The report examined 4,400 higher education institutions based on enrollment by race and selectivity. They identified 468 four-year selective colleges and universities, and found that since 1995, about 82 percent of newly enrolled white students had gone to those schools. Meanwhile, about 72 percent of Hispanic students and 68 percent of black students enrolled in open-access community colleges and two-year institutions.
According to the report, black and Hispanic students make up about 36 percent of students at the open-access schools and only 14 percent of students at the most selective four-year colleges. Meanwhile, they make up about one-third of the college-aged population.
Carnevale said that while many minority students may not be prepared for a highly competitive university, many others are prepared but don’t end up going.
The report says that black and Hispanic “A” students are more likely to go to community colleges (30 percent) than white “A” students (22 percent).
Now one could argue that many successful people attend schools that are open enrollment. But the report also says that attending more selective schools offers higher future earnings in later careers and higher rates of graduate school enrollment, among other benefits. According to the research, graduates of the most selective schools early $67,000 on average 10 years after graduation, compared with $49,000 for graduates of two- and four-year open access colleges.
In the NPR interview, Carnevale acknowledged that incorporating “white racial privilege” into the title of the study was a tough decision and he added that “it took me a while to be able to write that title down.” He said some reaction has been quite negative because people are “weary of struggling with race.”

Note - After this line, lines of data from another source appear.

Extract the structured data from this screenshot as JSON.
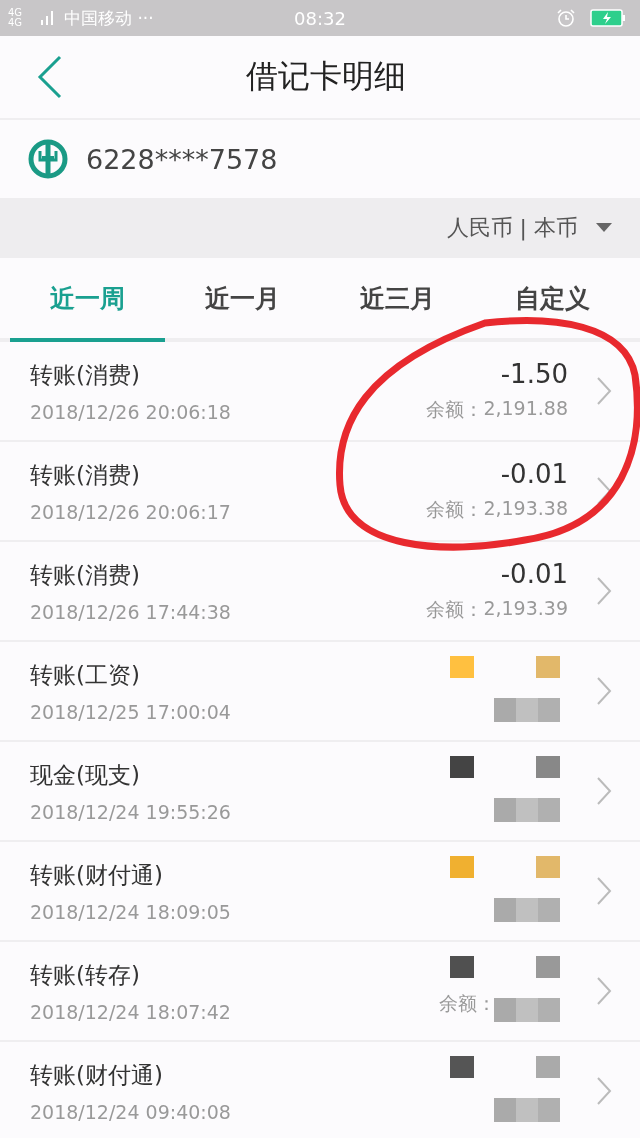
{
  "status_bar": {
    "network": "4G 4G",
    "carrier": "中国移动 ···",
    "time": "08:32"
  },
  "header": {
    "title": "借记卡明细"
  },
  "card": {
    "number": "6228****7578"
  },
  "currency": {
    "label": "人民币 | 本币"
  },
  "tabs": [
    {
      "label": "近一周",
      "selected": true
    },
    {
      "label": "近一月",
      "selected": false
    },
    {
      "label": "近三月",
      "selected": false
    },
    {
      "label": "自定义",
      "selected": false
    }
  ],
  "transactions": [
    {
      "type": "转账(消费)",
      "time": "2018/12/26 20:06:18",
      "amount": "-1.50",
      "balance_label": "余额：",
      "balance": "2,191.88",
      "redacted": false
    },
    {
      "type": "转账(消费)",
      "time": "2018/12/26 20:06:17",
      "amount": "-0.01",
      "balance_label": "余额：",
      "balance": "2,193.38",
      "redacted": false
    },
    {
      "type": "转账(消费)",
      "time": "2018/12/26 17:44:38",
      "amount": "-0.01",
      "balance_label": "余额：",
      "balance": "2,193.39",
      "redacted": false
    },
    {
      "type": "转账(工资)",
      "time": "2018/12/25 17:00:04",
      "redacted": true
    },
    {
      "type": "现金(现支)",
      "time": "2018/12/24 19:55:26",
      "redacted": true
    },
    {
      "type": "转账(财付通)",
      "time": "2018/12/24 18:09:05",
      "redacted": true
    },
    {
      "type": "转账(转存)",
      "time": "2018/12/24 18:07:42",
      "balance_label": "余额：",
      "redacted": true
    },
    {
      "type": "转账(财付通)",
      "time": "2018/12/24 09:40:08",
      "redacted": true
    }
  ]
}
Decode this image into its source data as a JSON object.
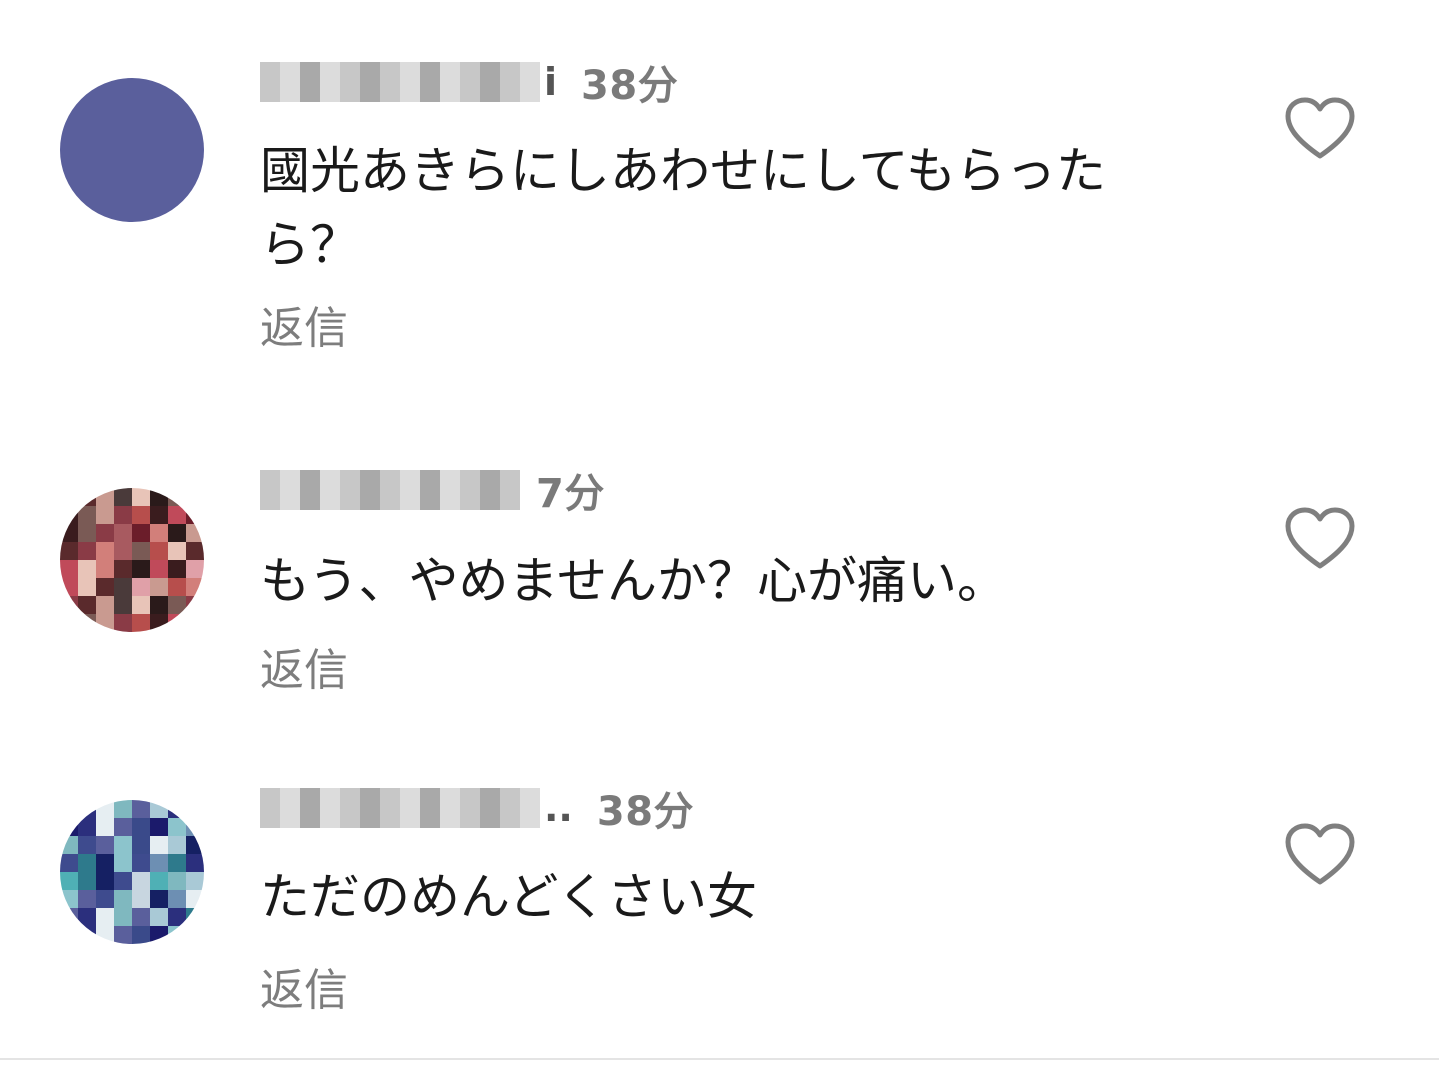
{
  "comments": [
    {
      "username_visible_suffix": "i",
      "time": "38分",
      "text": "國光あきらにしあわせにしてもらったら？",
      "reply_label": "返信",
      "avatar_icon": "pixelated-avatar-blue",
      "like_icon": "heart-outline-icon"
    },
    {
      "username_visible_suffix": "",
      "time": "7分",
      "text": "もう、やめませんか？心が痛い。",
      "reply_label": "返信",
      "avatar_icon": "pixelated-avatar-red",
      "like_icon": "heart-outline-icon"
    },
    {
      "username_visible_suffix": "..",
      "time": "38分",
      "text": "ただのめんどくさい女",
      "reply_label": "返信",
      "avatar_icon": "pixelated-avatar-blue",
      "like_icon": "heart-outline-icon"
    }
  ],
  "colors": {
    "text": "#1a1a1a",
    "meta": "#7a7a7a",
    "reply": "#7d7d7d",
    "icon_stroke": "#7f7f7f",
    "divider": "#e4e4e4"
  }
}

If you are reporting on a successful student, it’s worth delving into what colleges they are considering. Are they aiming high enough? Who is advising them on applications? If they are not applying to competitive institutions, why?